Read the room
Be aware that you are in a totally new environment. Hold back and learn the culture before blasting new colleagues with your “epic bantz ”. Banter is in the eye of the beholder, so what you think is funny may not be to those around you. If you’re unsure of how something will be taken, keep it to yourself until you know your audience better.
Be patient with training
Even if you have experience in a similar role, training is necessary. You need to learn the way they do things in your new workplace. If you are being shown things you see as simple (like using a photocopier or going through the first aid process) be gracious and accept that some companies require new staff to be trained on certain things regardless of prior experience. Smile, pay attention and get through it – no one likes a smart arse.
If you are being shown how to use something new, like a bespoke CMS, don’t do anything before you have been told to. Even if you think you know what to do next, you won’t impress anyone by trying to rush through things. You’re more likely to frustrate by clicking ahead, especially if the trainer had something to show you before you went click crazy!
Other training notes include:
- Never leave your training manager waiting while you get a drink/go to the loo/ finish a conversation after lunch. If you want to do something before you are due to begin, just ask. Your new manager won’t appreciate twiddling their thumbs while they wonder where you are.

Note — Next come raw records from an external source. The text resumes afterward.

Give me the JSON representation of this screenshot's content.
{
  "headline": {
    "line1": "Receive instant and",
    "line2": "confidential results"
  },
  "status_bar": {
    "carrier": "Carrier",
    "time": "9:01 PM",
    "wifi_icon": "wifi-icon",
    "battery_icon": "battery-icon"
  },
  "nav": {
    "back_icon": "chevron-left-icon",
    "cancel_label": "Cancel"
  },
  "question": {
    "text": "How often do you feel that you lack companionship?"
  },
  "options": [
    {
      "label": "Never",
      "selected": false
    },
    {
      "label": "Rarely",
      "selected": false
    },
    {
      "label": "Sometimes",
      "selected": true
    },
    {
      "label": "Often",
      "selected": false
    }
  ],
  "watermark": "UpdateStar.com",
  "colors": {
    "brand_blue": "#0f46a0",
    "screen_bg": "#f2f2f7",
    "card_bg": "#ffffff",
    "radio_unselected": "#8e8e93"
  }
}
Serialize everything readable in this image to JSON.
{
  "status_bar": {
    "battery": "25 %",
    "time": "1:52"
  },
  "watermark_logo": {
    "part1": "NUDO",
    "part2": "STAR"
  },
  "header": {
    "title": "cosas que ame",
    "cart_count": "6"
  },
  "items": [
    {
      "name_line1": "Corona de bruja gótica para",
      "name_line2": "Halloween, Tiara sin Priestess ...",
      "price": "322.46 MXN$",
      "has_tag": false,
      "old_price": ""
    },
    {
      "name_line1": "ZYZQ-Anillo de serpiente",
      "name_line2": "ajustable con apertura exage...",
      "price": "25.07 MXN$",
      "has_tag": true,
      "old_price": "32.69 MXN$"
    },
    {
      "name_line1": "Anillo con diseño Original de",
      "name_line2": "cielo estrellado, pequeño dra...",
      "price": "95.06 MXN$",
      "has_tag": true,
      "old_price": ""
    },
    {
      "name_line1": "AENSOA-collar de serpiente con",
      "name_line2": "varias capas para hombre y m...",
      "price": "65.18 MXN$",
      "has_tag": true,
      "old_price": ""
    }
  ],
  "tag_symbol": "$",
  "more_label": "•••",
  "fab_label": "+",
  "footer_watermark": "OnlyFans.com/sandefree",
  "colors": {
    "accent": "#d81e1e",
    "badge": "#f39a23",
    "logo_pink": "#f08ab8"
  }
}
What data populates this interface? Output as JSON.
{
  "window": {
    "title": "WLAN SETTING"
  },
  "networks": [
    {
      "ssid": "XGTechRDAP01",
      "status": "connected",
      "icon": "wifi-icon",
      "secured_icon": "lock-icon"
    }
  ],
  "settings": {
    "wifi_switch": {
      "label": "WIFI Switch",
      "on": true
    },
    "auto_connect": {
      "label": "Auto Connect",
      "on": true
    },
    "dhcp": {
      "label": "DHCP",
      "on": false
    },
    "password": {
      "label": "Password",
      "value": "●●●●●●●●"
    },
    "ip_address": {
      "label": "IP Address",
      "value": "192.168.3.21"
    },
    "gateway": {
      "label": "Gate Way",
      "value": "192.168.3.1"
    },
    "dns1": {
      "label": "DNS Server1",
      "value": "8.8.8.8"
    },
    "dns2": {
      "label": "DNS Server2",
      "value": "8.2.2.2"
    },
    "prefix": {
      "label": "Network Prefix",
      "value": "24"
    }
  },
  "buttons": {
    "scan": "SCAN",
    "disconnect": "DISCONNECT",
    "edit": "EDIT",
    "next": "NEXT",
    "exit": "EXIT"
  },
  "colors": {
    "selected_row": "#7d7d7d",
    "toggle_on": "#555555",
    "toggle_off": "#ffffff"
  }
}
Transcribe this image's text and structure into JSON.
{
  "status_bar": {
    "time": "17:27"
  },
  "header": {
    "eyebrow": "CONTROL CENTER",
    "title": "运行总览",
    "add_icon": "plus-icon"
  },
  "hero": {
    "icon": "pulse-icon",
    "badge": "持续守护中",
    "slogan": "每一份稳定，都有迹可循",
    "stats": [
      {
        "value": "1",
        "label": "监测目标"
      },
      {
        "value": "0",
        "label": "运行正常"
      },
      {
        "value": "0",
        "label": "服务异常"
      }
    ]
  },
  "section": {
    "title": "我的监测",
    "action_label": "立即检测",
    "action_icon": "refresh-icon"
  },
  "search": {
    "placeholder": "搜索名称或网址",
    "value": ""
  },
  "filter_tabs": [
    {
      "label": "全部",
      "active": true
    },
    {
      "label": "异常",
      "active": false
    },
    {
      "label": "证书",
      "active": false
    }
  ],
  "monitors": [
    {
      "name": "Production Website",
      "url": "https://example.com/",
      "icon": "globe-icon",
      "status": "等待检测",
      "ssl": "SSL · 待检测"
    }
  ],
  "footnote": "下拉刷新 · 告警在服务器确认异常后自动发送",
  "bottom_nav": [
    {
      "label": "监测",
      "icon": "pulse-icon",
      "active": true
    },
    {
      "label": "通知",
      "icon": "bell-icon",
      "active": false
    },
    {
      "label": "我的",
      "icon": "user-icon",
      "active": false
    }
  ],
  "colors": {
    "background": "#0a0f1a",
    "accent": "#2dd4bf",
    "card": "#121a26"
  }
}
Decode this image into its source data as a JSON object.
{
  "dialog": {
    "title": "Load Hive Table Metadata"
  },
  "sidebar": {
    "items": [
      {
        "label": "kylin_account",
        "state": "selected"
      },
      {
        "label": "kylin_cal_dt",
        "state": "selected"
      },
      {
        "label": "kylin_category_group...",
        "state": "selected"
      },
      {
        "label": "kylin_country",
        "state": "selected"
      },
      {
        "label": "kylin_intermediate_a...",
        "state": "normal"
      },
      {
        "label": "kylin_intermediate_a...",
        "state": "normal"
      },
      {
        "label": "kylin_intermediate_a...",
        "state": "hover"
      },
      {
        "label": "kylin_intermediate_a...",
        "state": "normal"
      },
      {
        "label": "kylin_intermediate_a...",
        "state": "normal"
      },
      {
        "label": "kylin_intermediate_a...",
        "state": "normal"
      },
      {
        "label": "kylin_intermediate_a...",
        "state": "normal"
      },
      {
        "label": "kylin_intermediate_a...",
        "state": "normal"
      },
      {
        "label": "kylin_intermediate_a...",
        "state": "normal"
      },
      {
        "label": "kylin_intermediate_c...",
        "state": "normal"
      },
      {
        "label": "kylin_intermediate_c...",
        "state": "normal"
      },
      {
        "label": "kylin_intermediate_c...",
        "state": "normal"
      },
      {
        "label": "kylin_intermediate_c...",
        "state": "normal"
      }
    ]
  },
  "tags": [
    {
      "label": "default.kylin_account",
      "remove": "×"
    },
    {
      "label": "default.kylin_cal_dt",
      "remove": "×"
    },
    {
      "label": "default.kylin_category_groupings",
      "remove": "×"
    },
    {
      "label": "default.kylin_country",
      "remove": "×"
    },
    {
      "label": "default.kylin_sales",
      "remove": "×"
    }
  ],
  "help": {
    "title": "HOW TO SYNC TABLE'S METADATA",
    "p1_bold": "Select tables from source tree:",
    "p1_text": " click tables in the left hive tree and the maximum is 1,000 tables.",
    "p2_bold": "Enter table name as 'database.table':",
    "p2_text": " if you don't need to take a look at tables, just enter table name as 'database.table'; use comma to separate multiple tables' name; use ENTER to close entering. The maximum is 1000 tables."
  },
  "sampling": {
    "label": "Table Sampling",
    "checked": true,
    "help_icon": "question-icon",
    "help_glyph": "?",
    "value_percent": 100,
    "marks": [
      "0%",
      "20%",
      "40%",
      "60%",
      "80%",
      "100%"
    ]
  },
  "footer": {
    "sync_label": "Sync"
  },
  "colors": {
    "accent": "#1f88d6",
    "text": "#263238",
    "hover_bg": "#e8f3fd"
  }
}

- Avoid doodling or staring out of a window in a training session. If you are too tired to concentrate, ask for a short break. Don’t waste your opportunity to learn (or the trainer’s time) by not paying attention.
- When being trained at the same time as another employee, resist the temptation to talk amongst yourselves. This isn’t school and the person you are being rude to is more than likely your new boss. Chat later.
Save those grand ideas for when you are known
As we said in the last point, it’s likely that things will be done differently here to wherever you worked before. It’s also possible that you will see quicker, easier or more productive ways of working. Here’s the thing; if change wasn’t what you were brought in to do, you should steer clear of making suggestions right away. You’re trying to help, but this can ruffle feathers at a time when you should be making friends.
Learn the way they want things done and wait it out. It doesn’t look great to stroll in and tell people they are wrong straight away, and you may not feel the same way in a month’s time. If you still see changes to be made when you’ve settled in, suggest these to your line manager and try not to be too put out if they disagree.
Be yourself, everyone else is taken
You should always try to be the best you that you can be (especially when you have the fresh start that comes with a new job) but don’t try to be something you’re not. Being friendly and hard working is not the same as pretending you can do things that you can’t. Nothing frustrates a manager more than an employee who fails to deliver because they nodded and smiled when they should have admitted they didn’t know how to complete the task.
The same goes for seeking a huge workload when you start. To begin with, this can make you seem like a wonder employee but if you take on more than you can handle you’ll come off looking worse in the long run. Manage your own expectations just as much as everyone else’s – you can always ask for a bigger workload once you have mastered the duties you were brought in to manage. Simply do what is asked of you in the first instance and build from there.